He was playing for Newcastle at the time of the launch and sent a £50 donation to now CEO and founder Ged Grebby after being racially abused while filling up his car at a petrol station.
Grebby was working with Youth against Racism in Europe and Hislop reached out to him in the wake of his own experience, which had a defining impact on him.
“Three youths came walking over the hill, shouting racist abuse at me,” Hislop recalls. “Then as they got closer, one recognised who I was and they started to chant my name, asking if they could come over for autographs.
On the pitch, Hislop doesn’t recall directly suffering racist abuse, but he has painful memories of fearing for his wife Desha at matches.
“She was there and exposed to it — and that was frightening to me,” he says. “But how do I tell my wife, who wants to come and see me play, not too?
“But I am standing on the field and I am worried about her safety. I am concerned and you really don’t breathe out until pretty much after the game when you can get on the bus to call and make sure she’s okay.”
It is clear those memories remain strong and clear in Hislop’s mind, but equally so does his belief that racism can be eradicated. He admits, though, that this year has tested his beliefs — particularly after the death of George Floyd in the US.
The 46-year-old suffered a cardiac arrest after a police officer knelt on his neck for nine and a half minutes after he had been arrested, and his death rocked Hislop, who felt he had failed his children by not delivering a better world through his work with SRTRC.
The 51-year-old confesses he was in a “really dark place”, until fellow ex professional Leroy Rosenior spoke to him.
“Leroy said to me: ‘You have to see this as a relay. The early legs were run for generations — from slavery, post colonisation and through the Civil Rights Movement. We have run our leg and it is now our responsibility to hand that baton to our kids to continue this fight — and to finish it’.
“That was empowering and I can’t thank Leroy enough.”
Hislop is more determined than ever to make a difference through SRTRC and he is convinced football can be a force for change, even after last weekend’s events.
“I have always felt football is the perfect vehicle to challenge these issues, to be that example,” he says.
“That’s what you saw from Colchester’s chairman [Robbie Cowling, who condemned fans who booed]. Despite what happened before, he set the example for that club and he set an example for so many.
“Players have shown the way forward and credit to those players at Millwall that continue to take the knee [the team will link arms with QPR tonight and the players will hold an anti-racism banner].

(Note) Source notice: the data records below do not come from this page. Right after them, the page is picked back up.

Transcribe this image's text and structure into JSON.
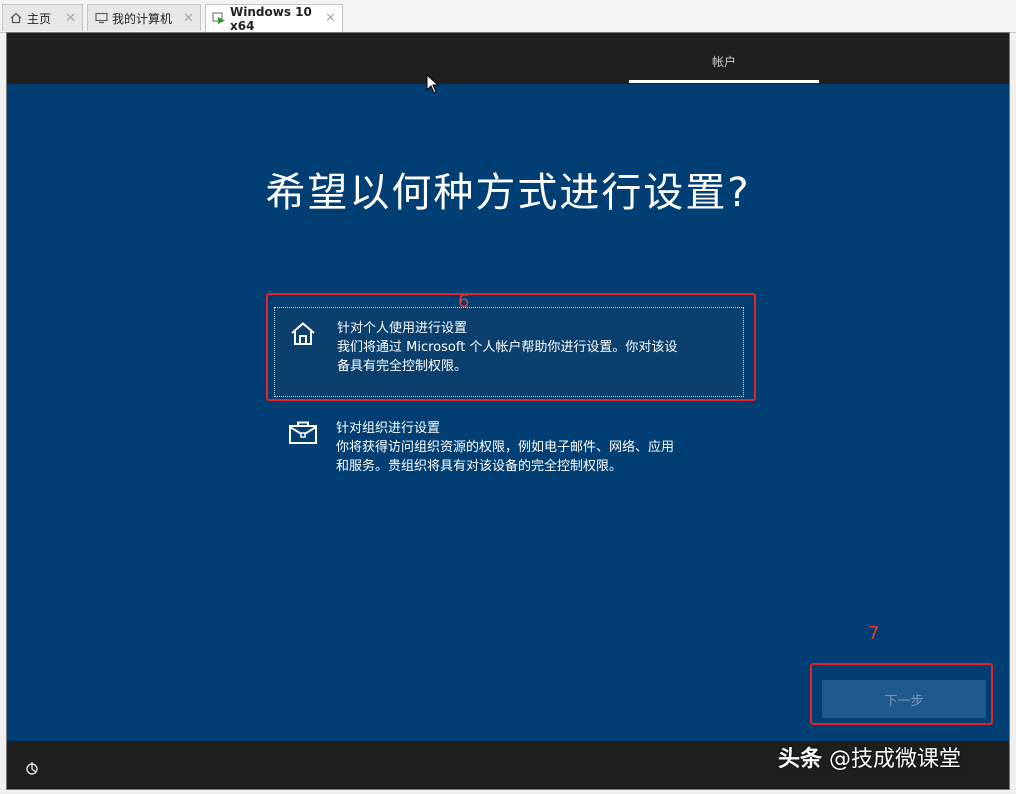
{
  "tabs": [
    {
      "label": "主页",
      "icon": "home-icon"
    },
    {
      "label": "我的计算机",
      "icon": "computer-icon"
    },
    {
      "label": "Windows 10 x64",
      "icon": "vm-icon"
    }
  ],
  "progress": {
    "step_label": "帐户"
  },
  "heading": "希望以何种方式进行设置?",
  "annotations": {
    "step6": "6",
    "step7": "7"
  },
  "options": [
    {
      "title": "针对个人使用进行设置",
      "desc_line1": "我们将通过 Microsoft 个人帐户帮助你进行设置。你对该设",
      "desc_line2": "备具有完全控制权限。",
      "icon": "home-icon",
      "selected": true
    },
    {
      "title": "针对组织进行设置",
      "desc_line1": "你将获得访问组织资源的权限，例如电子邮件、网络、应用",
      "desc_line2": "和服务。贵组织将具有对该设备的完全控制权限。",
      "icon": "briefcase-icon",
      "selected": false
    }
  ],
  "next_button": "下一步",
  "watermark": {
    "brand": "头条",
    "handle": "@技成微课堂"
  },
  "colors": {
    "oobe_bg": "#003e74",
    "annotation": "#e52424"
  }
}
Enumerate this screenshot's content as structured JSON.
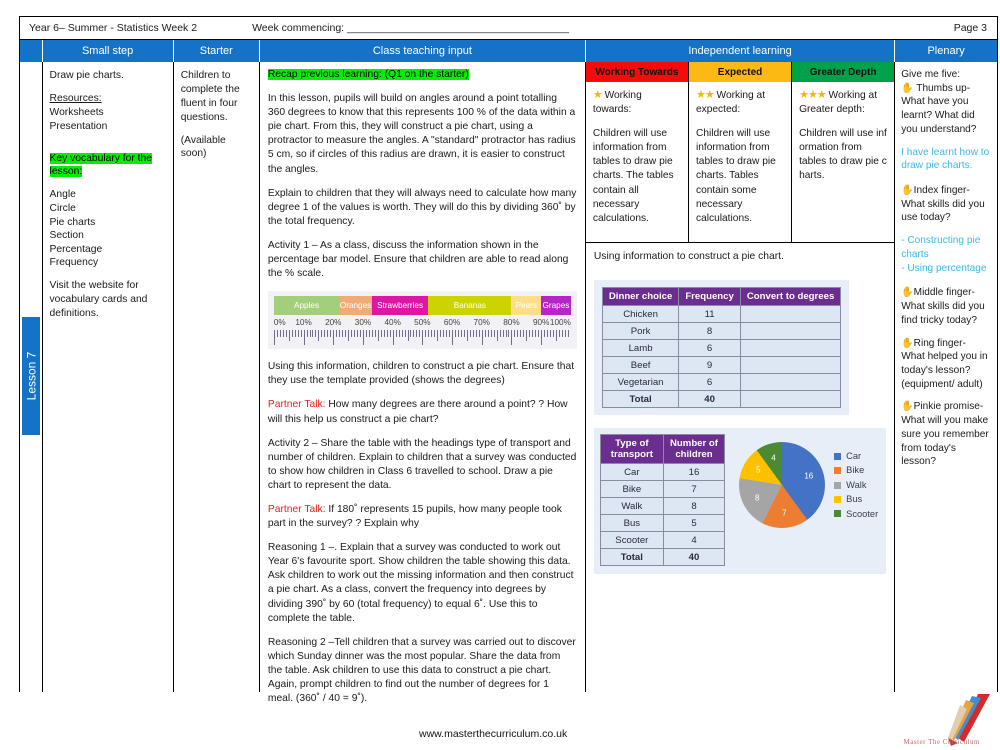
{
  "header": {
    "left": "Year 6– Summer - Statistics Week 2",
    "week_commencing": "Week commencing: ______________________________________",
    "page": "Page 3"
  },
  "lesson_tab": "Lesson 7",
  "columns": {
    "small_step": "Small step",
    "starter": "Starter",
    "class_input": "Class teaching input",
    "independent": "Independent learning",
    "plenary": "Plenary"
  },
  "small_step": {
    "title": "Draw pie charts.",
    "resources_label": "Resources:",
    "resources": [
      "Worksheets",
      "Presentation"
    ],
    "vocab_heading": "Key vocabulary for the lesson:",
    "vocab": [
      "Angle",
      "Circle",
      "Pie charts",
      "Section",
      "Percentage",
      "Frequency"
    ],
    "website_note": "Visit the website for vocabulary cards and definitions."
  },
  "starter": {
    "line1": "Children to complete the fluent in four questions.",
    "line2": "(Available soon)"
  },
  "class_input": {
    "recap": "Recap previous learning: (Q1 on the starter)",
    "para1": "In this lesson, pupils will build on angles around a point totalling 360 degrees to know that this represents 100 % of the data within a pie chart. From this, they will construct a pie chart, using a protractor to measure the angles. A \"standard\" protractor has radius 5 cm, so if circles of this radius are drawn, it is easier to construct the angles.",
    "para2": "Explain to children that they will always need to calculate how many degree 1 of the values is worth.  They will do this by dividing 360˚ by the total frequency.",
    "para3": "Activity 1 – As a class, discuss the information shown in the percentage bar model.  Ensure that children are able to read along the % scale.",
    "para4": "Using this information, children to construct a pie chart. Ensure that they use the template provided (shows the degrees)",
    "partner_talk_1_label": "Partner Talk:",
    "partner_talk_1": " How many degrees are there around a point? ? How will this help us construct a pie chart?",
    "para5": "Activity 2 – Share the table with the headings type of transport and number of children. Explain to children that a survey was conducted to show how children in Class 6 travelled to school. Draw a pie chart to represent the data.",
    "partner_talk_2_label": "Partner Talk:",
    "partner_talk_2": " If 180˚ represents 15 pupils, how many people took part in the survey? ? Explain why",
    "reasoning1": "Reasoning 1 –. Explain that a  survey was conducted to work out Year 6's favourite sport. Show children the table showing this data. Ask children to work out the missing information and then construct a pie chart. As a class, convert the frequency into degrees by dividing 390˚ by 60 (total frequency) to equal 6˚. Use this to complete the table.",
    "reasoning2": "Reasoning 2 –Tell children that a survey was carried out to discover which Sunday dinner was the most popular. Share the data from the table. Ask children to use this data to construct a pie chart. Again, prompt children to find out the number of degrees for 1 meal. (360˚ / 40 = 9˚)."
  },
  "bar_model": {
    "segments": [
      {
        "label": "Apples",
        "pct": 22,
        "color": "#a3cf7a"
      },
      {
        "label": "Oranges",
        "pct": 11,
        "color": "#f0ac77"
      },
      {
        "label": "Strawberries",
        "pct": 19,
        "color": "#dd16a6"
      },
      {
        "label": "Bananas",
        "pct": 28,
        "color": "#ccd400"
      },
      {
        "label": "Pears",
        "pct": 10,
        "color": "#ffde8a"
      },
      {
        "label": "Grapes",
        "pct": 10,
        "color": "#b626c6"
      }
    ],
    "ticks": [
      "0%",
      "10%",
      "20%",
      "30%",
      "40%",
      "50%",
      "60%",
      "70%",
      "80%",
      "90%",
      "100%"
    ]
  },
  "independent": {
    "bands": [
      {
        "title": "Working Towards",
        "color": "#f60a0a",
        "star_count": 1,
        "sub": " Working towards:",
        "body": "Children will use information from tables to draw pie charts. The tables contain all necessary calculations."
      },
      {
        "title": "Expected",
        "color": "#fcb813",
        "star_count": 2,
        "sub": " Working at expected:",
        "body": "Children will use information from tables to draw pie charts. Tables contain some necessary calculations."
      },
      {
        "title": "Greater Depth",
        "color": "#00a14b",
        "star_count": 3,
        "sub": " Working at Greater depth:",
        "body": "Children will use inf ormation from tables to draw pie c harts."
      }
    ],
    "caption": "Using information to construct a pie chart.",
    "dinner_table": {
      "headers": [
        "Dinner choice",
        "Frequency",
        "Convert to degrees"
      ],
      "rows": [
        [
          "Chicken",
          "11",
          ""
        ],
        [
          "Pork",
          "8",
          ""
        ],
        [
          "Lamb",
          "6",
          ""
        ],
        [
          "Beef",
          "9",
          ""
        ],
        [
          "Vegetarian",
          "6",
          ""
        ],
        [
          "Total",
          "40",
          ""
        ]
      ]
    },
    "transport_table": {
      "headers": [
        "Type of transport",
        "Number of children"
      ],
      "rows": [
        [
          "Car",
          "16"
        ],
        [
          "Bike",
          "7"
        ],
        [
          "Walk",
          "8"
        ],
        [
          "Bus",
          "5"
        ],
        [
          "Scooter",
          "4"
        ],
        [
          "Total",
          "40"
        ]
      ]
    }
  },
  "chart_data": {
    "type": "pie",
    "title": "",
    "categories": [
      "Car",
      "Bike",
      "Walk",
      "Bus",
      "Scooter"
    ],
    "values": [
      16,
      7,
      8,
      5,
      4
    ],
    "colors": [
      "#4472c4",
      "#ed7d31",
      "#a5a5a5",
      "#ffc000",
      "#4b8a33"
    ],
    "data_labels": [
      "16",
      "7",
      "8",
      "5",
      "4"
    ],
    "legend_position": "right",
    "total": 40
  },
  "plenary": {
    "intro": "Give me five:",
    "items": [
      {
        "hand": true,
        "q": "Thumbs up- What have you learnt? What did you understand?",
        "a": "I have learnt how to draw pie charts."
      },
      {
        "hand": true,
        "q": "Index finger- What skills did you use today?",
        "a": "- Constructing pie charts\n- Using percentage"
      },
      {
        "hand": true,
        "q": "Middle finger- What skills did you find tricky today?",
        "a": ""
      },
      {
        "hand": true,
        "q": "Ring finger- What helped you in today's lesson? (equipment/ adult)",
        "a": ""
      },
      {
        "hand": true,
        "q": "Pinkie promise- What will you make sure you remember from today's lesson?",
        "a": ""
      }
    ]
  },
  "footer": {
    "url": "www.masterthecurriculum.co.uk",
    "logo_text": "Master The Curriculum"
  }
}
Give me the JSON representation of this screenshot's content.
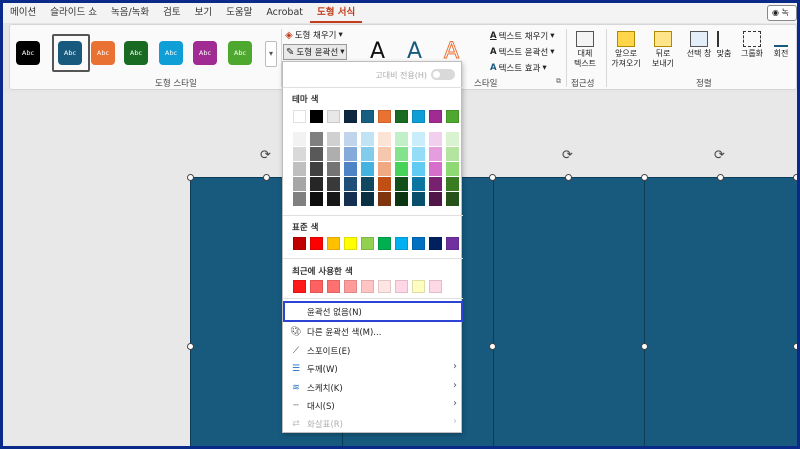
{
  "menu": {
    "tabs": [
      "메이션",
      "슬라이드 쇼",
      "녹음/녹화",
      "검토",
      "보기",
      "도움말",
      "Acrobat",
      "도형 서식"
    ],
    "active_tab": 7,
    "share_label": "녹"
  },
  "ribbon": {
    "shape_styles": {
      "items": [
        {
          "label": "Abc",
          "color": "#000000"
        },
        {
          "label": "Abc",
          "color": "#175a7e"
        },
        {
          "label": "Abc",
          "color": "#e97132"
        },
        {
          "label": "Abc",
          "color": "#196b24"
        },
        {
          "label": "Abc",
          "color": "#0f9ed5"
        },
        {
          "label": "Abc",
          "color": "#a02b93"
        },
        {
          "label": "Abc",
          "color": "#4ea72e"
        }
      ],
      "group_label": "도형 스타일"
    },
    "shape_fill_label": "도형 채우기",
    "shape_outline_label": "도형 윤곽선",
    "wordart": {
      "letters": [
        "A",
        "A",
        "A"
      ],
      "text_fill_label": "텍스트 채우기",
      "text_outline_label": "텍스트 윤곽선",
      "text_effects_label": "텍스트 효과",
      "group_label": "스타일"
    },
    "accessibility": {
      "alt_text_line1": "대체",
      "alt_text_line2": "텍스트",
      "group_label": "접근성"
    },
    "arrange": {
      "bring_forward": [
        "앞으로",
        "가져오기"
      ],
      "send_backward": [
        "뒤로",
        "보내기"
      ],
      "selection_pane": "선택 창",
      "align": "맞춤",
      "group": "그룹화",
      "rotate": "회전",
      "group_label": "정렬"
    }
  },
  "dropdown": {
    "high_contrast_label": "고대비 전용(H)",
    "theme_colors_label": "테마 색",
    "theme_top_row": [
      "#ffffff",
      "#000000",
      "#e8e8e8",
      "#0e2841",
      "#156082",
      "#e97132",
      "#196b24",
      "#0f9ed5",
      "#a02b93",
      "#4ea72e"
    ],
    "theme_tints": [
      [
        "#f2f2f2",
        "#7f7f7f",
        "#d0d0d0",
        "#c0d4eb",
        "#c1e4f5",
        "#fbe3d6",
        "#c1f0c8",
        "#caedfb",
        "#f2cfee",
        "#d9f2d0"
      ],
      [
        "#d9d9d9",
        "#595959",
        "#aeaeae",
        "#83aad9",
        "#83cbeb",
        "#f6c6ad",
        "#83e28e",
        "#95dcf7",
        "#e59edd",
        "#b3e5a1"
      ],
      [
        "#bfbfbf",
        "#404040",
        "#747474",
        "#4e83c5",
        "#44b3e1",
        "#f1a983",
        "#47d359",
        "#61cbf3",
        "#d86ecc",
        "#8ed973"
      ],
      [
        "#a6a6a6",
        "#262626",
        "#3a3a3a",
        "#1f4e79",
        "#104862",
        "#c04f15",
        "#124f1a",
        "#0b76a0",
        "#782170",
        "#3a7c22"
      ],
      [
        "#808080",
        "#0d0d0d",
        "#171717",
        "#142f4f",
        "#0a3041",
        "#7f350e",
        "#0c3511",
        "#074f6a",
        "#501549",
        "#265219"
      ]
    ],
    "standard_colors_label": "표준 색",
    "standard_colors": [
      "#c00000",
      "#ff0000",
      "#ffc000",
      "#ffff00",
      "#92d050",
      "#00b050",
      "#00b0f0",
      "#0070c0",
      "#002060",
      "#7030a0"
    ],
    "recent_colors_label": "최근에 사용한 색",
    "recent_colors": [
      "#ff1a1a",
      "#ff6060",
      "#ff7070",
      "#ff9a9a",
      "#ffc4c4",
      "#ffe4e4",
      "#ffd6e4",
      "#fffcc0",
      "#ffd8e6"
    ],
    "items": [
      {
        "label": "윤곽선 없음(N)",
        "icon": "",
        "highlighted": true,
        "submenu": false,
        "disabled": false
      },
      {
        "label": "다른 윤곽선 색(M)...",
        "icon": "palette-icon",
        "highlighted": false,
        "submenu": false,
        "disabled": false
      },
      {
        "label": "스포이트(E)",
        "icon": "eyedropper-icon",
        "highlighted": false,
        "submenu": false,
        "disabled": false
      },
      {
        "label": "두께(W)",
        "icon": "line-weight-icon",
        "highlighted": false,
        "submenu": true,
        "disabled": false
      },
      {
        "label": "스케치(K)",
        "icon": "sketch-line-icon",
        "highlighted": false,
        "submenu": true,
        "disabled": false
      },
      {
        "label": "대시(S)",
        "icon": "dash-line-icon",
        "highlighted": false,
        "submenu": true,
        "disabled": false
      },
      {
        "label": "화살표(R)",
        "icon": "arrow-line-icon",
        "highlighted": false,
        "submenu": true,
        "disabled": true
      }
    ]
  }
}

“But until every aspect of our game looks and feels like our high streets, until the diversity in football matches the diversity of our high streets, I don’t think we can truly claim success.”
SOURCE: Evening Standard